“He took me to Salisbury to live with a girl that he had left there the year before. He didn’t even take my chest in the house. He just set it on the front porch and said, ‘here’s where you are going to be living.’ He gave me five dollars and said that would be enough until I got paid.”
Unbeknownst to Moose or the folks at Sunbeam, Misenheimer had applied for a job at a bank in Salisbury before graduation. Three months later the bank offered her a job.
“Working at a bank was what I really wanted to do. I hated to tell them at Sunbeam. They didn’t want me to leave. I don’t think I ever did convince them I wasn’t coming back. I went to work at the bank and stayed in banking the rest of my life.”
It was a busy year for Misenheimer. High school graduation in the spring, two new jobs by the fall and in December of 1952 she married her high school sweetheart Marvin Misenheimer. “We had the exact same GPA when we graduated,” she recalled with a smile.
They had two boys, Mark and Mike, who both remain in the area. Marvin passed away in 2010.
She started as a bookkeeper at the bank in the fall of 1952 but was destined for much more in the banking industry.

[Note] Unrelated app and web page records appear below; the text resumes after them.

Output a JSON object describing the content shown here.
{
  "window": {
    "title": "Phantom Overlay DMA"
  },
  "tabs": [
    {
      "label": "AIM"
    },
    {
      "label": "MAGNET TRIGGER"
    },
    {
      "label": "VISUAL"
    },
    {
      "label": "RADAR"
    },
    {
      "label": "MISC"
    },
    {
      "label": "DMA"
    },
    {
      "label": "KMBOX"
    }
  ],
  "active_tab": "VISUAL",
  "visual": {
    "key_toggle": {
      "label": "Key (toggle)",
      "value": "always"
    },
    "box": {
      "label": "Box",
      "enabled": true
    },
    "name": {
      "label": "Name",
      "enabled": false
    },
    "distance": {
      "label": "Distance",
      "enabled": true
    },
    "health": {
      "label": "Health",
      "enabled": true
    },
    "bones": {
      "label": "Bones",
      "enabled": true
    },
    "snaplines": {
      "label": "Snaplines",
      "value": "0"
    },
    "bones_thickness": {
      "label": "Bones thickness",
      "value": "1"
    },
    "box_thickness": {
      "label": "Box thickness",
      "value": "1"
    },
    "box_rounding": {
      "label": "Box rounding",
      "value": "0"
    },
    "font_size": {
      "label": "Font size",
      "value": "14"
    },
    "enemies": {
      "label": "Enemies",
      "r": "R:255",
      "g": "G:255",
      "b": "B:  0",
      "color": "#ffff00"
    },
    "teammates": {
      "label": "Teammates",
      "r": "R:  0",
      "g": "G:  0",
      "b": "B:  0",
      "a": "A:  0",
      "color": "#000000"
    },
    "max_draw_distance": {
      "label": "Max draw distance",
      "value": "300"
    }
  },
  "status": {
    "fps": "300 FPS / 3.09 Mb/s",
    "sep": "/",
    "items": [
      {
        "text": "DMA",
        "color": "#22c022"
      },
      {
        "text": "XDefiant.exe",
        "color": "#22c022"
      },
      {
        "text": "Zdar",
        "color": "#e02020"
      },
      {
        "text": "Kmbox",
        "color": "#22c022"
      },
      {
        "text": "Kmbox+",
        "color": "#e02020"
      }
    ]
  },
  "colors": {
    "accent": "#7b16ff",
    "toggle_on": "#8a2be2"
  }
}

When she retired more than 30 years later after her youngest son graduated from college, she was a loan officer and the secretary of the bank’s board of directors.
Misenheimer’s retirement hasn’t really been a retirement. It’s been a life filled with family, friends and community service.
“I stay really busy. I’m never at home. People say they can’t ever find me home. Right now, I’ve taken on something new. I’m volunteering for hospice and visiting hospice patients in addition to my work at the church and with the board at Nazareth.”
And it is Nazareth, she says, that has been the key to a life of fulfilment.
“I owe everything to Nazareth. That’s where I was disciplined and learned to do the things I did,” she said. “When I left, I knew how to cook, and I knew how to clean and take care of a household. I was also taught how to work with others. When I went to work, it wasn’t hard for me to work with people, because I had always been around people.
“I feel really fortunate to have lived at Nazareth. And I’m really appreciative of all that I got because it taught me everything.”
About Nazareth Child & Family Connection: Founded in 1906, Nazareth Child & Family Connection is committed to providing a safe and nurturing environment for every child, individual and families. In addition to the residential services for children and foster care program, Nazareth Child & Family Connection has outpatient facilities in Salisbury, Lexington and Albemarle serving individuals with mental health, substance abuse, developmental disabilities, as well as behavioral health needs.
Nazareth offers an array of services, including family foster care, adoptions, transitional living services for young adults, level two therapeutic residential, individual and group outpatient therapy, psychiatric services and outpatient substance abuse therapy in Rowan, Davidson and Stanly counties. If you would like more information about giving or volunteering at Nazareth, please contact Blair Wilson, Director of Development, at 704.279.5556 ext. 113 or by emailing email@example.com.